*What you should do*
Scan the records below for the word "title" and give only the number of lines that hold it.

----- Information -----

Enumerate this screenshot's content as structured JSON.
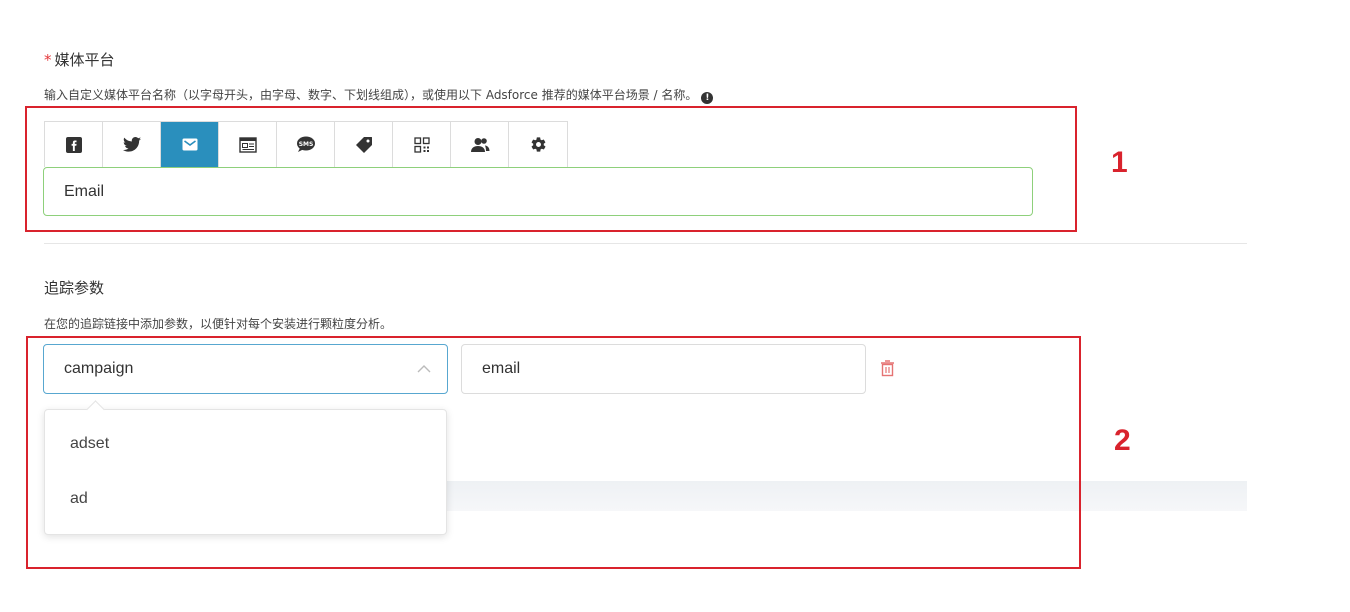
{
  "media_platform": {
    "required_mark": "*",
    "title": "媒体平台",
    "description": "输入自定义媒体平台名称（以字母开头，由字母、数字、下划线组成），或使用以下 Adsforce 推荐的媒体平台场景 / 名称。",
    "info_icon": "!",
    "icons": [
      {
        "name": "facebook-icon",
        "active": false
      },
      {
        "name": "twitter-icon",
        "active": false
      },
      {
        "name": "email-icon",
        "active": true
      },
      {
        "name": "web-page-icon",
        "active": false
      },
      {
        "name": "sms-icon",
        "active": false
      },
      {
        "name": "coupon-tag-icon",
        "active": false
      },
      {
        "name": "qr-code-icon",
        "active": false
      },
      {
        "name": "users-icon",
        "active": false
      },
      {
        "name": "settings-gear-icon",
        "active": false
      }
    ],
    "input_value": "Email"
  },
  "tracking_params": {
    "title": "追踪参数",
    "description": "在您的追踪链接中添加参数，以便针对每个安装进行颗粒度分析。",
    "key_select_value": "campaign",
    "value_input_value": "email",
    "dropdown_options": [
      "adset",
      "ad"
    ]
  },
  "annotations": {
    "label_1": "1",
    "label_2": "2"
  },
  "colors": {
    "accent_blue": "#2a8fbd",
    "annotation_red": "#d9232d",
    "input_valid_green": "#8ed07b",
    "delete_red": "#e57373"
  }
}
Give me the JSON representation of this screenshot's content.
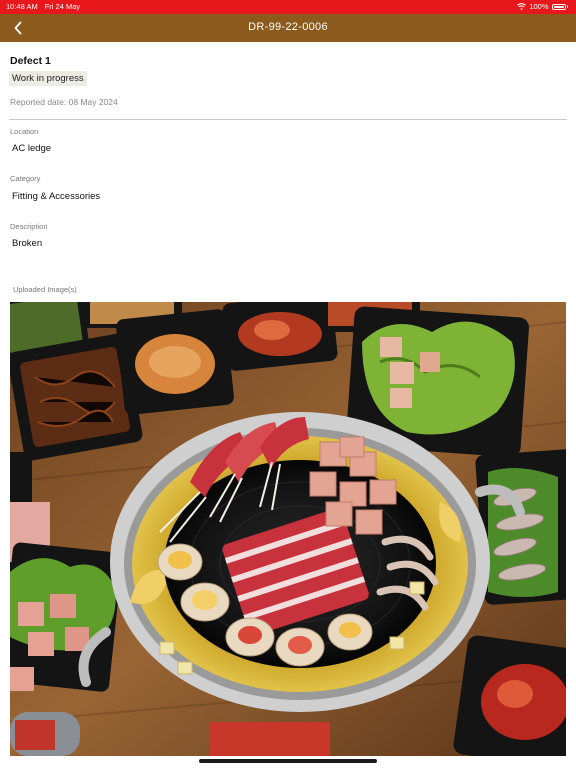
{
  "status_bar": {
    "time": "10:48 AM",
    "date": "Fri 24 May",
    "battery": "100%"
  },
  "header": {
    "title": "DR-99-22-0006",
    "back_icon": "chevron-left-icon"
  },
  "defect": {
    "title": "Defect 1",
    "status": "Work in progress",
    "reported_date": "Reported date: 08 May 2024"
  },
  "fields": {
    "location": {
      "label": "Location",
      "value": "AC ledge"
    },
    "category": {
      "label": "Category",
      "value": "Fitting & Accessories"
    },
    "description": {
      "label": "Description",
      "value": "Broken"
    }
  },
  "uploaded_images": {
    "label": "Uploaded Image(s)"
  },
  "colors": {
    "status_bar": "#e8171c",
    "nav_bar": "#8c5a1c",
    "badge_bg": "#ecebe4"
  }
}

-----

*Solution for this task*
4